Start of Listed entries
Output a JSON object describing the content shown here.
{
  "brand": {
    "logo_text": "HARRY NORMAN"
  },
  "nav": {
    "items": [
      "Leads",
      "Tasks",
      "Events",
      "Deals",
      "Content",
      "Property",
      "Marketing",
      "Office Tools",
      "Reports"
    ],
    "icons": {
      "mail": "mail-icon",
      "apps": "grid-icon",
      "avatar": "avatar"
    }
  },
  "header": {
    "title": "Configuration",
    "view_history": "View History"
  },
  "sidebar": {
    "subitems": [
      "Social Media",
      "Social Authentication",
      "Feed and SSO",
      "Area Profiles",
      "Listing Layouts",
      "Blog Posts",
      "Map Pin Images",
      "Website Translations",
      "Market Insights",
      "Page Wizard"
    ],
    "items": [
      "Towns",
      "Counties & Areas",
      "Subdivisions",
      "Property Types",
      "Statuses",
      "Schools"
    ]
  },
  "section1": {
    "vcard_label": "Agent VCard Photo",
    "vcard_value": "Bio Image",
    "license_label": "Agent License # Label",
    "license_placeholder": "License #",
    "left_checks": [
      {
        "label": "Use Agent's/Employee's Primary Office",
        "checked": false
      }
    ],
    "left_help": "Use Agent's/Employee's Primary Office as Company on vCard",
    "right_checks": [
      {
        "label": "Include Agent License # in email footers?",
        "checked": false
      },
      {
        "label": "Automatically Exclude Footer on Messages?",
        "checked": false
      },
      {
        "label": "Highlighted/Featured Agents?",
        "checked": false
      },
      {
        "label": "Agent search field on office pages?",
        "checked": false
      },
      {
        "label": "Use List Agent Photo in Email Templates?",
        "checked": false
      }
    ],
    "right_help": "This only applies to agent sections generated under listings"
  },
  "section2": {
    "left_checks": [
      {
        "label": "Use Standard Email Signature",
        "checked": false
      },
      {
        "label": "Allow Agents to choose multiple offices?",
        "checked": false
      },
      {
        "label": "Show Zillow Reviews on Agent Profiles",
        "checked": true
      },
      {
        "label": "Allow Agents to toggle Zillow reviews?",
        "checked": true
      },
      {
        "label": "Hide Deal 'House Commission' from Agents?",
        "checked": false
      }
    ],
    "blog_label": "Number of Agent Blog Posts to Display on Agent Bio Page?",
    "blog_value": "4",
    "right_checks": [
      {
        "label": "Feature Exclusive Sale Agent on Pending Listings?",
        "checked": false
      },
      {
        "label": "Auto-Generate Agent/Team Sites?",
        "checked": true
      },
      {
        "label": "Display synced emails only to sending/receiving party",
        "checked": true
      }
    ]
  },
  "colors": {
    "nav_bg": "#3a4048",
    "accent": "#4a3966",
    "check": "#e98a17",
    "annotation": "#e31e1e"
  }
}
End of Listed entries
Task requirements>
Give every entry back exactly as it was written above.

Output below>
Output a JSON object describing the content shown here.
{
  "brand": {
    "logo_text": "HARRY NORMAN"
  },
  "nav": {
    "items": [
      "Leads",
      "Tasks",
      "Events",
      "Deals",
      "Content",
      "Property",
      "Marketing",
      "Office Tools",
      "Reports"
    ],
    "icons": {
      "mail": "mail-icon",
      "apps": "grid-icon",
      "avatar": "avatar"
    }
  },
  "header": {
    "title": "Configuration",
    "view_history": "View History"
  },
  "sidebar": {
    "subitems": [
      "Social Media",
      "Social Authentication",
      "Feed and SSO",
      "Area Profiles",
      "Listing Layouts",
      "Blog Posts",
      "Map Pin Images",
      "Website Translations",
      "Market Insights",
      "Page Wizard"
    ],
    "items": [
      "Towns",
      "Counties & Areas",
      "Subdivisions",
      "Property Types",
      "Statuses",
      "Schools"
    ]
  },
  "section1": {
    "vcard_label": "Agent VCard Photo",
    "vcard_value": "Bio Image",
    "license_label": "Agent License # Label",
    "license_placeholder": "License #",
    "left_checks": [
      {
        "label": "Use Agent's/Employee's Primary Office",
        "checked": false
      }
    ],
    "left_help": "Use Agent's/Employee's Primary Office as Company on vCard",
    "right_checks": [
      {
        "label": "Include Agent License # in email footers?",
        "checked": false
      },
      {
        "label": "Automatically Exclude Footer on Messages?",
        "checked": false
      },
      {
        "label": "Highlighted/Featured Agents?",
        "checked": false
      },
      {
        "label": "Agent search field on office pages?",
        "checked": false
      },
      {
        "label": "Use List Agent Photo in Email Templates?",
        "checked": false
      }
    ],
    "right_help": "This only applies to agent sections generated under listings"
  },
  "section2": {
    "left_checks": [
      {
        "label": "Use Standard Email Signature",
        "checked": false
      },
      {
        "label": "Allow Agents to choose multiple offices?",
        "checked": false
      },
      {
        "label": "Show Zillow Reviews on Agent Profiles",
        "checked": true
      },
      {
        "label": "Allow Agents to toggle Zillow reviews?",
        "checked": true
      },
      {
        "label": "Hide Deal 'House Commission' from Agents?",
        "checked": false
      }
    ],
    "blog_label": "Number of Agent Blog Posts to Display on Agent Bio Page?",
    "blog_value": "4",
    "right_checks": [
      {
        "label": "Feature Exclusive Sale Agent on Pending Listings?",
        "checked": false
      },
      {
        "label": "Auto-Generate Agent/Team Sites?",
        "checked": true
      },
      {
        "label": "Display synced emails only to sending/receiving party",
        "checked": true
      }
    ]
  },
  "colors": {
    "nav_bg": "#3a4048",
    "accent": "#4a3966",
    "check": "#e98a17",
    "annotation": "#e31e1e"
  }
}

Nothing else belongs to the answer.